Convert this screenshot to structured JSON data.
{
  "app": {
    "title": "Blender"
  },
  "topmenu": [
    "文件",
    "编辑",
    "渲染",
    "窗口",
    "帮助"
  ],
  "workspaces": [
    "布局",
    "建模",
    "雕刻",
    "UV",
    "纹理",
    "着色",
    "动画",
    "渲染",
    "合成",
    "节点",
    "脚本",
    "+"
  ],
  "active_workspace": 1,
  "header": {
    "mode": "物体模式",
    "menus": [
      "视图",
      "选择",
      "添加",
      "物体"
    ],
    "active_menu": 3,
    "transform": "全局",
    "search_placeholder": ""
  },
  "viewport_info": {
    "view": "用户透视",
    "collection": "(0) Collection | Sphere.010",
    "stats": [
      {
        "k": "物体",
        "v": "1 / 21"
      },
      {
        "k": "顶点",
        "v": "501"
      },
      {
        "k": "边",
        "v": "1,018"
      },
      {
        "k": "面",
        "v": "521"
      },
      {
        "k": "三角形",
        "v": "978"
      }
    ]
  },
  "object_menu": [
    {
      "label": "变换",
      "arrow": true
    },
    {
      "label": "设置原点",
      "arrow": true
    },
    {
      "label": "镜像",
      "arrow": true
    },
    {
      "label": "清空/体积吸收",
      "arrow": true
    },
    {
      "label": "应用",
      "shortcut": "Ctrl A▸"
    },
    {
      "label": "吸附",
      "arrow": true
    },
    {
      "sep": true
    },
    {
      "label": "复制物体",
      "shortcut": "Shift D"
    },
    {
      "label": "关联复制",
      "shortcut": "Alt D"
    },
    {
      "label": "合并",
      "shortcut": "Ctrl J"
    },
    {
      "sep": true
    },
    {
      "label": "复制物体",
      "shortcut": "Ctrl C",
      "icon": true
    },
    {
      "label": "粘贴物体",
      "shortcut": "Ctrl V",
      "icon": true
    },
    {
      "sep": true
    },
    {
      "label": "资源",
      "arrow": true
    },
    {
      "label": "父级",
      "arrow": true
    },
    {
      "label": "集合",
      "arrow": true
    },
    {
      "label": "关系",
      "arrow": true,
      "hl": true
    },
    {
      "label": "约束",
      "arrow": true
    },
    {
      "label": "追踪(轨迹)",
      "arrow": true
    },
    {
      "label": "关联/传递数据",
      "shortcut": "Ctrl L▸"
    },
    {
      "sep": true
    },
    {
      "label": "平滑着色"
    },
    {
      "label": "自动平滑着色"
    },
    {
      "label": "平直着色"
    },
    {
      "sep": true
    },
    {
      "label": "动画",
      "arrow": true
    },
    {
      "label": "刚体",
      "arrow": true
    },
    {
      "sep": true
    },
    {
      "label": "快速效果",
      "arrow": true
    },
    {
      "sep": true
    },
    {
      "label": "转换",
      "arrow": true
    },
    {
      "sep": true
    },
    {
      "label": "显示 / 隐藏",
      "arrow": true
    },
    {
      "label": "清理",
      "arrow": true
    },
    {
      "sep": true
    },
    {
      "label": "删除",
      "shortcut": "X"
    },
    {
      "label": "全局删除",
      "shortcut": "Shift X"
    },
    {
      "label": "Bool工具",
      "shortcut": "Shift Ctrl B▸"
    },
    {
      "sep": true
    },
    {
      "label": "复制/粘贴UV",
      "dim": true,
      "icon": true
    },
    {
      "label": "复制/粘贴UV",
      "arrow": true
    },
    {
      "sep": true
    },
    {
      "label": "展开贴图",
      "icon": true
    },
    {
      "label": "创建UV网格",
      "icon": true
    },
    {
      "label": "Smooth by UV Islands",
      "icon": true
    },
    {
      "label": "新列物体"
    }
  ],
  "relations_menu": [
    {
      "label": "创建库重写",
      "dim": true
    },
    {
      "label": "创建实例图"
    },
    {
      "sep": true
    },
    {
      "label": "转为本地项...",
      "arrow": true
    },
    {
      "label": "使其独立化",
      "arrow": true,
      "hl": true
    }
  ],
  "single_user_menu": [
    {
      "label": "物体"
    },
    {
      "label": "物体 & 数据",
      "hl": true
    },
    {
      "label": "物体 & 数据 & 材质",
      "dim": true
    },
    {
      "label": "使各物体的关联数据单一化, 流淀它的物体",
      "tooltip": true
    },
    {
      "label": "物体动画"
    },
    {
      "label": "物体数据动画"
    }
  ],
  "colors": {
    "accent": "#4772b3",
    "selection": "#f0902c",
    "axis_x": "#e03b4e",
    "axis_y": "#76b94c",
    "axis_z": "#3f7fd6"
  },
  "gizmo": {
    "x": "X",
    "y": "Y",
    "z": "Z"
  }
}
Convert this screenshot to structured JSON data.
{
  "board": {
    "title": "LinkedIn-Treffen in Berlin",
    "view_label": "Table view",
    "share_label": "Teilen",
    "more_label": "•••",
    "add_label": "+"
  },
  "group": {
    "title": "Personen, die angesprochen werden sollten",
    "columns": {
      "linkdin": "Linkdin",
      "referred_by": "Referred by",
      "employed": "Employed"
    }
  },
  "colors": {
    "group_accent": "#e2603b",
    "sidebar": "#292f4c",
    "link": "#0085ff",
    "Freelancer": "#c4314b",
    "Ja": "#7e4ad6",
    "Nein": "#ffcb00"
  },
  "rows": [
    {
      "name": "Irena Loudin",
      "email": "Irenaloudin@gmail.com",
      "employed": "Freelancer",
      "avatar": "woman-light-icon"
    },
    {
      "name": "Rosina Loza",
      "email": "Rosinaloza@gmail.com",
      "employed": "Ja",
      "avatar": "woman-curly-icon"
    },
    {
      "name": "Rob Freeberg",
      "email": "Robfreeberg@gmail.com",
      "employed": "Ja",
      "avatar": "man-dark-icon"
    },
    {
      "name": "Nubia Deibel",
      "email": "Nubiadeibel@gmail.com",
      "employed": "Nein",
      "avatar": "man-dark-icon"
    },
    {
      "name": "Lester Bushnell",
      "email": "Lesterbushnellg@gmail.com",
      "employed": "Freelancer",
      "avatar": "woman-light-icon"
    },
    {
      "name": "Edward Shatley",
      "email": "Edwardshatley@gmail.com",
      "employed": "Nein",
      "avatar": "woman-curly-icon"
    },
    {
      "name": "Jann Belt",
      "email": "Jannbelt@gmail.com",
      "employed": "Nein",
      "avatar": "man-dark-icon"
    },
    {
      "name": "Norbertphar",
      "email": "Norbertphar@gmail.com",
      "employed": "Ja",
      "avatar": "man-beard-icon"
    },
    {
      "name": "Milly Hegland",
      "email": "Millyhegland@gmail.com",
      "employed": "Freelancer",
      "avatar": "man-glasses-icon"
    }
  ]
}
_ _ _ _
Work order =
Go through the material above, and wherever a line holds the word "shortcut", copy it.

Task solution =
      "shortcut": "Ctrl A▸"
      "shortcut": "Shift D"
      "shortcut": "Alt D"
      "shortcut": "Ctrl J"
      "shortcut": "Ctrl C",
      "shortcut": "Ctrl V",
      "shortcut": "Ctrl L▸"
      "shortcut": "X"
      "shortcut": "Shift X"
      "shortcut": "Shift Ctrl B▸"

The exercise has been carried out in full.